The Horrible Terrible No Good Week for the Bears (Really!)
No, I’m not kidding. Last week, one of the worst on record for the stock market, was a pretty bad week for the bears.
“How can this be?”, you wonder. Based on one glance of your IRA balance last Friday, you would imagine bearish short sellers would be raising a glass in celebration. Short-sellers, who make bets against stocks, collect their profits when stock prices drop.
Yet this is not entirely true. While some bearish bets likely generated heady gains, it wasn’t easy street for the bears.
The basic math is that a short-seller sells a stock at $100 for example. He does not own this stock already, but has in fact, “borrowed” it from someone who does. If the stock drops to $80, he might buy it back and collect a $20 profit. If it rises, he loses that amount.

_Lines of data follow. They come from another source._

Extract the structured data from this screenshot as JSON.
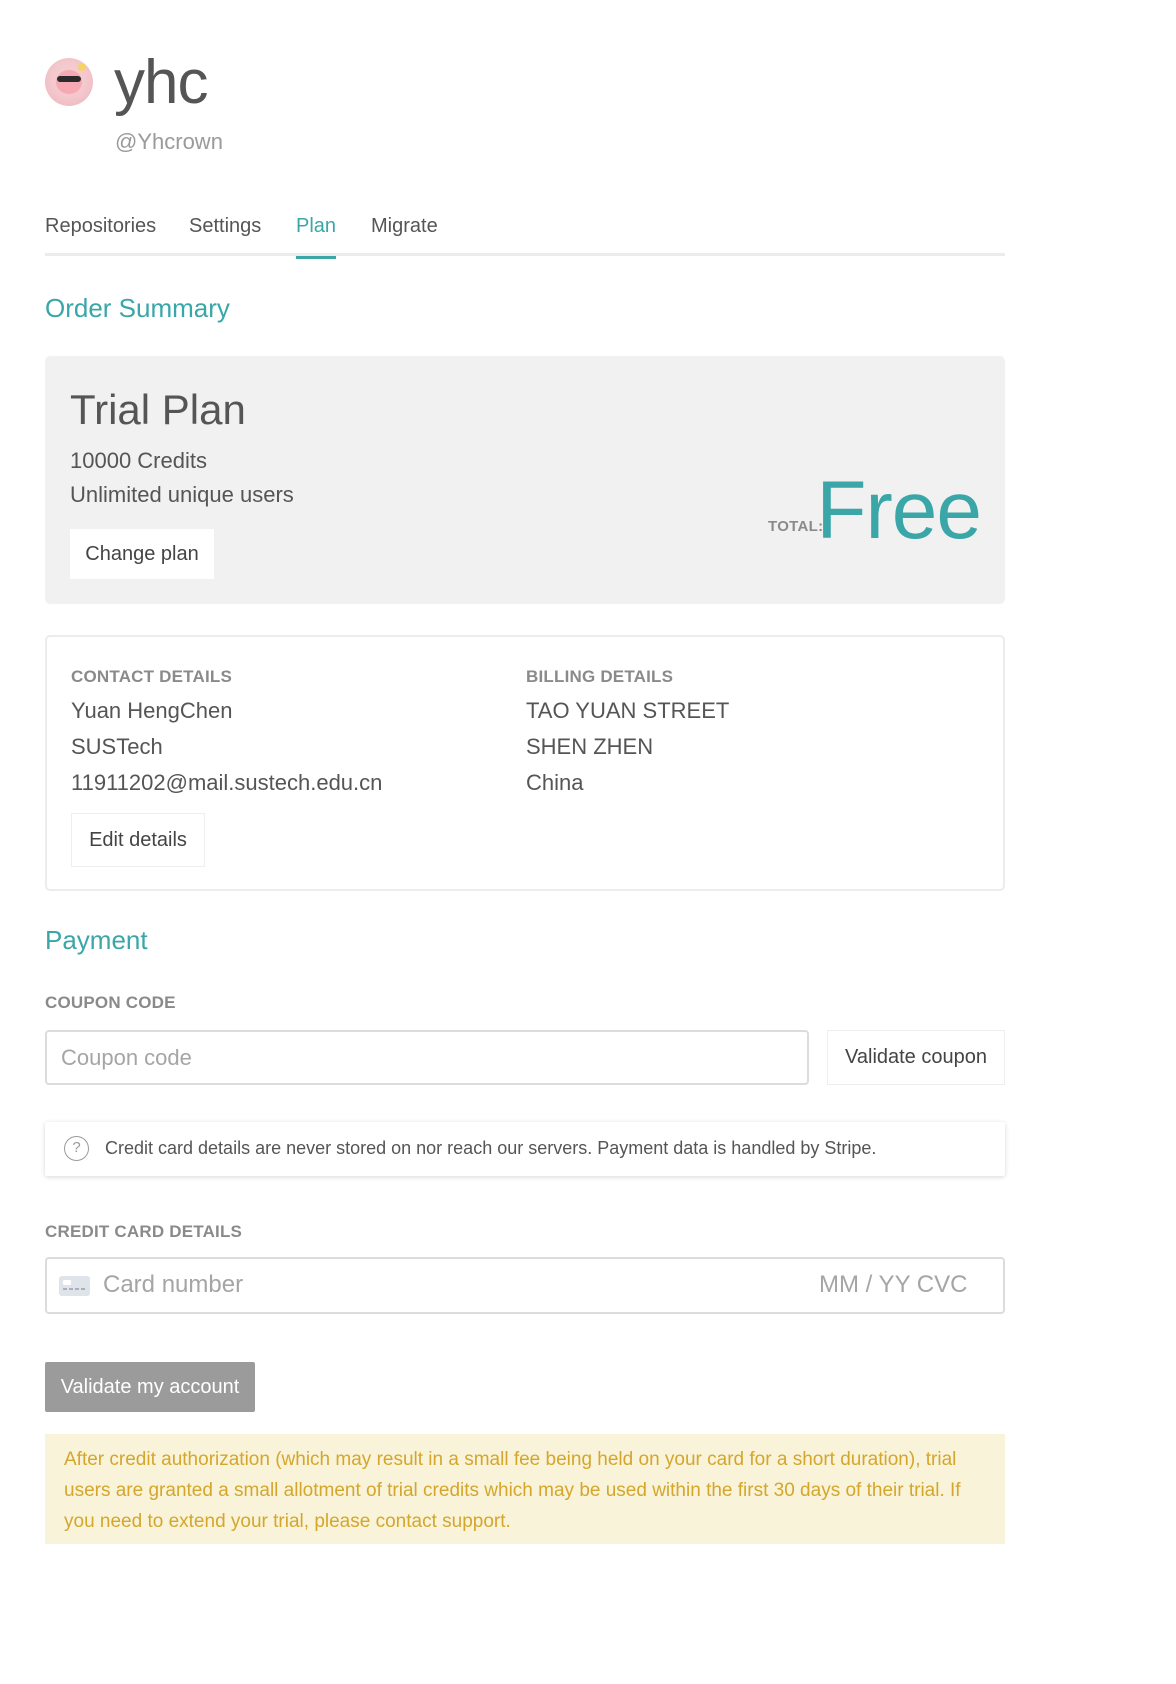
{
  "profile": {
    "username": "yhc",
    "handle": "@Yhcrown"
  },
  "tabs": [
    {
      "label": "Repositories",
      "active": false
    },
    {
      "label": "Settings",
      "active": false
    },
    {
      "label": "Plan",
      "active": true
    },
    {
      "label": "Migrate",
      "active": false
    }
  ],
  "colors": {
    "accent": "#3aa6a8",
    "warning_text": "#d4a72c",
    "warning_bg": "#f8f3d9"
  },
  "order_summary": {
    "title": "Order Summary",
    "plan_name": "Trial Plan",
    "credits": "10000 Credits",
    "users": "Unlimited unique users",
    "change_plan_label": "Change plan",
    "total_label": "TOTAL:",
    "total_value": "Free"
  },
  "details": {
    "contact_heading": "CONTACT DETAILS",
    "contact_lines": [
      "Yuan HengChen",
      "SUSTech",
      "11911202@mail.sustech.edu.cn"
    ],
    "billing_heading": "BILLING DETAILS",
    "billing_lines": [
      "TAO YUAN STREET",
      "SHEN ZHEN",
      "China"
    ],
    "edit_label": "Edit details"
  },
  "payment": {
    "title": "Payment",
    "coupon_label": "COUPON CODE",
    "coupon_placeholder": "Coupon code",
    "coupon_value": "",
    "validate_coupon_label": "Validate coupon",
    "notice_icon": "question-circle-icon",
    "notice_text": "Credit card details are never stored on nor reach our servers. Payment data is handled by Stripe.",
    "card_label": "CREDIT CARD DETAILS",
    "card_icon": "credit-card-icon",
    "card_placeholder": "Card number",
    "card_expiry_placeholder": "MM / YY  CVC",
    "validate_account_label": "Validate my account",
    "warning_text": "After credit authorization (which may result in a small fee being held on your card for a short duration), trial users are granted a small allotment of trial credits which may be used within the first 30 days of their trial. If you need to extend your trial, please contact support."
  }
}
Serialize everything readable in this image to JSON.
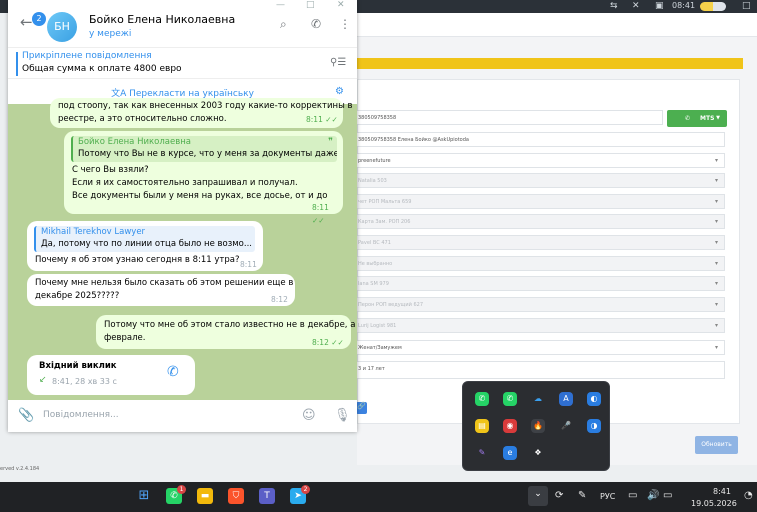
{
  "telegram": {
    "unread_badge": "2",
    "avatar_initials": "БН",
    "contact_name": "Бойко Елена Николаевна",
    "status": "у мережі",
    "pinned": {
      "title": "Прикріплене повідомлення",
      "text": "Общая сумма к оплате 4800 евро"
    },
    "translate_label": "Перекласти на українську",
    "messages": {
      "m1": {
        "line1": "под стоопу, так как внесенных 2003 году какие-то корректины в",
        "line2": "реестре, а это относительно сложно.",
        "time": "8:11"
      },
      "m2": {
        "quote_name": "Бойко Елена Николаевна",
        "quote_text": "Потому что Вы не в курсе, что у меня за документы даже....",
        "line1": "С чего Вы взяли?",
        "line2": "Если я их самостоятельно запрашивал и получал.",
        "line3": "Все документы были у меня на руках, все досье, от и до",
        "time": "8:11"
      },
      "m3": {
        "quote_name": "Mikhail Terekhov Lawyer",
        "quote_text": "Да, потому что по линии отца было не возмо...",
        "line1": "Почему я об этом узнаю сегодня в 8:11 утра?",
        "time": "8:11"
      },
      "m4": {
        "line1": "Почему мне нельзя было сказать об этом решении еще в",
        "line2": "декабре 2025?????",
        "time": "8:12"
      },
      "m5": {
        "line1": "Потому что мне об этом стало известно не в декабре, а",
        "line2": "феврале.",
        "time": "8:12"
      },
      "call": {
        "title": "Вхідний виклик",
        "info": "8:41, 28 хв 33 с"
      }
    },
    "composer_placeholder": "Повідомлення..."
  },
  "crm": {
    "phone_value": "380509758358",
    "mts_label": "MTS",
    "fields": [
      "380509758358 Елена Бойко @AskUpiotoda",
      "preenefuture",
      "Natalia 503",
      "чет РОП Мальта 659",
      "Карта Зам. РОП 206",
      "Pavel ВС 471",
      "Не выбранно",
      "lana SM 979",
      "Перон РОП ведущий 627",
      "Lurij Logist 981",
      "Женат/Замужем",
      "3 и 17 лет"
    ],
    "update_button": "Обновить",
    "version": "erved v.2.4.184"
  },
  "topbar": {
    "time": "08:41"
  },
  "taskbar": {
    "whatsapp_badge": "1",
    "telegram_badge": "2",
    "language": "РУС",
    "time": "8:41",
    "date": "19.05.2026"
  }
}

So, it makes sense that one would think those bearish on the stock market would have made a bundle of money last week when the S&P 500 fell 5%.
But there are two problems with that assumption.
The first is that many stocks with high short interest ROSE last week. Short interest in a stock can be measured two ways. One is the percent of shares out that are sold short. The other is to compare the number of days short to the volume of shares traded each day.
A high reading for either measure can wreak havoc in a bear’s portfolio during volatile times.
Take Snap (NSDQ: SNAP), for example. The social media company with the cute ghost logo reported earnings (or rather losses) last week. The heavily shorted stock rose almost 40%.
Snap is one of the worst performing IPOs of 2017. The deal priced at $17 per share in March and the stock promptly fell to a low of $12 in August. But last week, on the heels of its earnings release and during one of the worst market routs in recent history, it rocketed upward.
There are 118 million shares of Snap sold short, up from 35 million last spring. Short sellers likely focused on the fact that Snap’s losses doubled despite revenue increasing 72%. The social media service added 8 million users in the quarter, but ad prices fell 70%.
The bulls pointed to a better than hoped for user count. This one bullish metric was enough to propel the stock higher.
Bears also licked their wounds on other heavily shorted stocks. Blue Apron (NSDQ: APRN) rose 9% on the week. GNC Holdings (NSDQ: GNC), with almost 40% of its shares sold short, barely budged while the rest of the market melted.
What gives? It doesn’t make a whole lot of sense that heavily shorted stocks are given a free pass in soft markets. Yet that is exactly what happens sometimes.
Many funds with short exposure are judged by how much “alpha” they produce. Alpha is a fancy term that measures how much you performed better than the market. After all, if the market is up 20% but your fund is up just 15%, you’re not doing a great job.
For anyone with short exposure, your alpha is measured as the inverse of the market. For example, if your short positions did not gain at least 5% when the market dropped 5%, you’re not cutting it.
Not producing enough alpha over a longer period can result in withdrawals from your fund. Just like a smaller investor might trade out of a mutual fund that is not performing as well as the market, large investors vote with their wallets when performance lags.
So, when the market melts down like it did in the last few weeks, funds are watching their short positions closer than ever. Any position that isn’t holding its weight might be covered quickly.
Another scenario is any fund with major withdrawals must close out long and short positions to fund that departing money. Large buyers in highly shorted stocks can fuel more buying, often known as a short squeeze.
So, while many market pundits like to spin the story that the bears love a down market, this is not entirely true. Most “bears” have significant long positions as well and are losing money in those positions during a market wash out.
A more apt description is that the bears love a rational market. Stocks with strong fundamentals rise and those with broken numbers fall. The past few months have been eternally forgiving for stocks with problems, but that kindness may be disappearing.
At Profit Catalyst Alert, I offer bullish and bearish trade ideas. I’ve been watching and waiting for some reason to creep into the market to dust off some bearish ideas.
While last week stung both the bulls and the bears, I think a saner market will offer a pot of honey for those hungry bears.